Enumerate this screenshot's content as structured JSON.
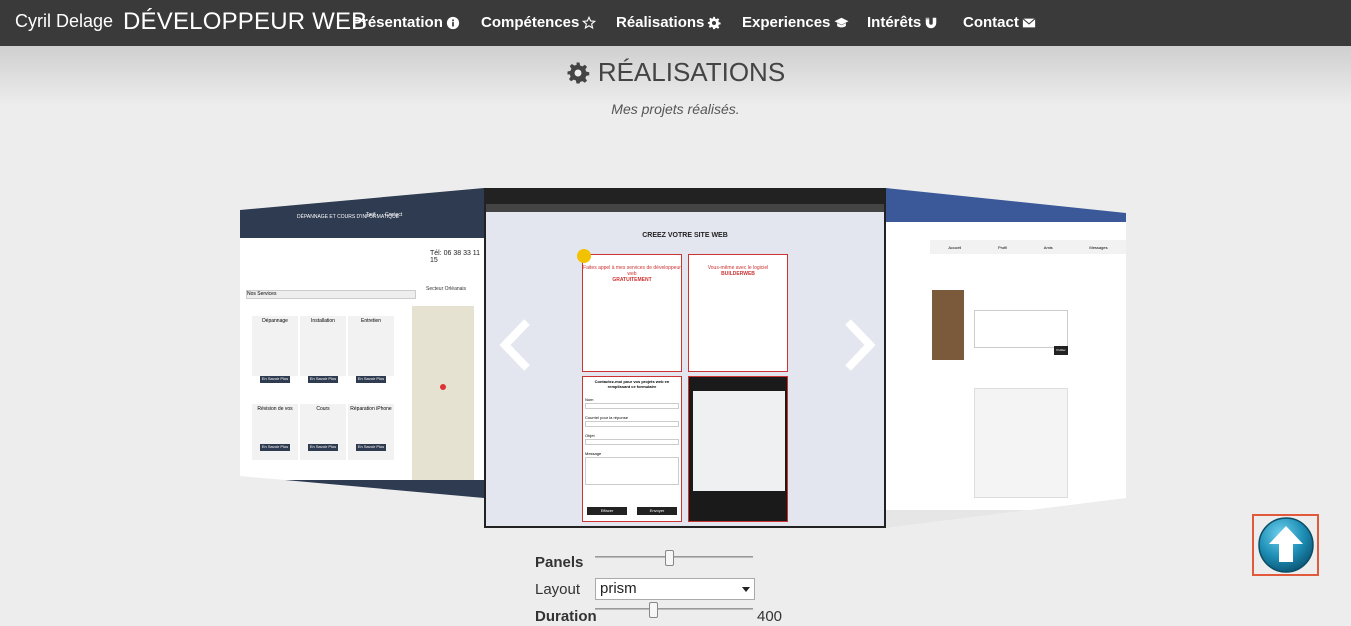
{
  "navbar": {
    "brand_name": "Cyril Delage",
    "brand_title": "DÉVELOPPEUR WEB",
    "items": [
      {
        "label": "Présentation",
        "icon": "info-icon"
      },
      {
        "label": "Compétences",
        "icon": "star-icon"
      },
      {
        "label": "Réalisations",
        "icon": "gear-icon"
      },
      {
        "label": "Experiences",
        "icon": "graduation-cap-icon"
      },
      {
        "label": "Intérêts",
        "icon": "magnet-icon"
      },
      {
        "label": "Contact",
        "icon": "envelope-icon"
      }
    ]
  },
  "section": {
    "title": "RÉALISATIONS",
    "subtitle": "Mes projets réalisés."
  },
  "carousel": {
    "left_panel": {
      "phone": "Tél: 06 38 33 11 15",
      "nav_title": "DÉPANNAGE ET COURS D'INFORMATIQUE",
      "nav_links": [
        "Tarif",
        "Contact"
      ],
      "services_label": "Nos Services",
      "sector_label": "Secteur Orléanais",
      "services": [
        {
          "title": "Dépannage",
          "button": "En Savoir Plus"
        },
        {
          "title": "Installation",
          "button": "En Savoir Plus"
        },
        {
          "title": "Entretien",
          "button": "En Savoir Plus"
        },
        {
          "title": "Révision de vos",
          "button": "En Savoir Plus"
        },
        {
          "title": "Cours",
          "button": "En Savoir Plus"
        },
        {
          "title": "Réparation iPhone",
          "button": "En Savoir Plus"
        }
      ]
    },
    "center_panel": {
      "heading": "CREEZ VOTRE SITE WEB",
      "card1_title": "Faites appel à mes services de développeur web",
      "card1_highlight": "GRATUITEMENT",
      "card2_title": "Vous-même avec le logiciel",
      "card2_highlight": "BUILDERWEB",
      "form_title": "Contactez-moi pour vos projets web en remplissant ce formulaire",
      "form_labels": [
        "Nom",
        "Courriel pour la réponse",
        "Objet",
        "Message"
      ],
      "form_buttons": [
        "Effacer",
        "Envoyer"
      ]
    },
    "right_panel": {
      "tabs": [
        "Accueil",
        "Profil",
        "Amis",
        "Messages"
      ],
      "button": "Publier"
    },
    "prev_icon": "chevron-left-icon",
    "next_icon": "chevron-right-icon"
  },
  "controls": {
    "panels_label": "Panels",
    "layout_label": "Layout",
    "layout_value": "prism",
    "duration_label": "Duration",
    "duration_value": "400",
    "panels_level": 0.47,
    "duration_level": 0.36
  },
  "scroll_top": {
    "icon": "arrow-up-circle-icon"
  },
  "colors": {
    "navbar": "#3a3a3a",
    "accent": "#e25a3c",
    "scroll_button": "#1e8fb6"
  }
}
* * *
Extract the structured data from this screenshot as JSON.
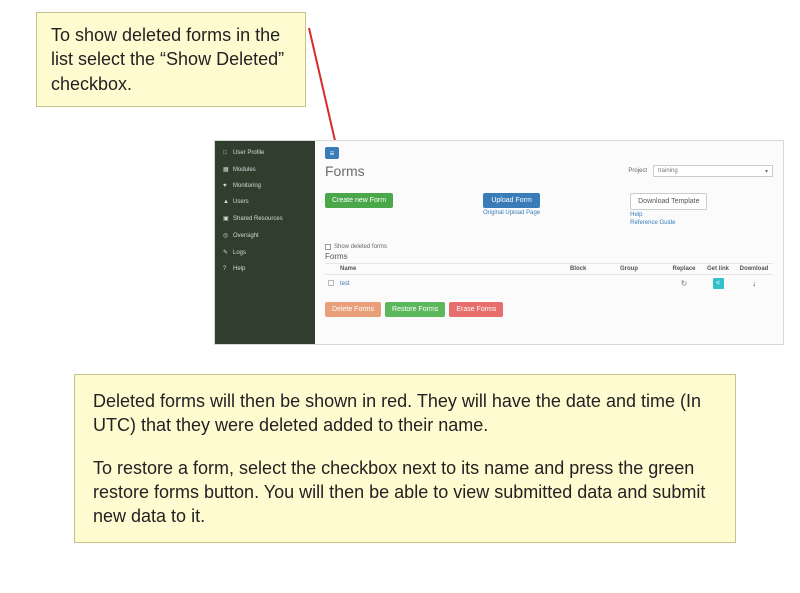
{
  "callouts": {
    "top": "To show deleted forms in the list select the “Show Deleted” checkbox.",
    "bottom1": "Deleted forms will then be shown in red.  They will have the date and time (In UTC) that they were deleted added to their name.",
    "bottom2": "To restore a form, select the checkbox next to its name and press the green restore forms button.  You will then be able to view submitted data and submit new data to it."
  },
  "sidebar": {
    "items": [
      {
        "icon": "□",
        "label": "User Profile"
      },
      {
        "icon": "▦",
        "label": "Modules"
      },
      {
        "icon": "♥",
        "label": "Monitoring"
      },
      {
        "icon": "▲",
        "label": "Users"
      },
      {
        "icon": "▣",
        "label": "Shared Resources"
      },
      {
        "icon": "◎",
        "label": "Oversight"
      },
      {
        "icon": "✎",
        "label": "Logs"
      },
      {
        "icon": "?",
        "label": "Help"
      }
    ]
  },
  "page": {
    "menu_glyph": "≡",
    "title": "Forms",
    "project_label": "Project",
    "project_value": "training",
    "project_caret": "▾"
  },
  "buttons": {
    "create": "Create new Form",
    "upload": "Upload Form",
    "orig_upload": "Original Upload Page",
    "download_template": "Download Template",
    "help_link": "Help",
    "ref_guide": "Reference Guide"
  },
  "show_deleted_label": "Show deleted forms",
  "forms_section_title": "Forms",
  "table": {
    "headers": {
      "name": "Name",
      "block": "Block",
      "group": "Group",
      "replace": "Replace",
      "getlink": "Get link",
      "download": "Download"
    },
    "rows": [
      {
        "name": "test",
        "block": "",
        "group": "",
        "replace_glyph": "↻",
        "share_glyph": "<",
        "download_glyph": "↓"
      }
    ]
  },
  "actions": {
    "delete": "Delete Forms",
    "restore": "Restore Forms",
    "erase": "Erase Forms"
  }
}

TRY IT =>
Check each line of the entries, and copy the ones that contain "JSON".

RESULT OF THIS EXERCISE =>
Enumerate this screenshot's content as structured JSON.
Extract the structured data from this screenshot as JSON.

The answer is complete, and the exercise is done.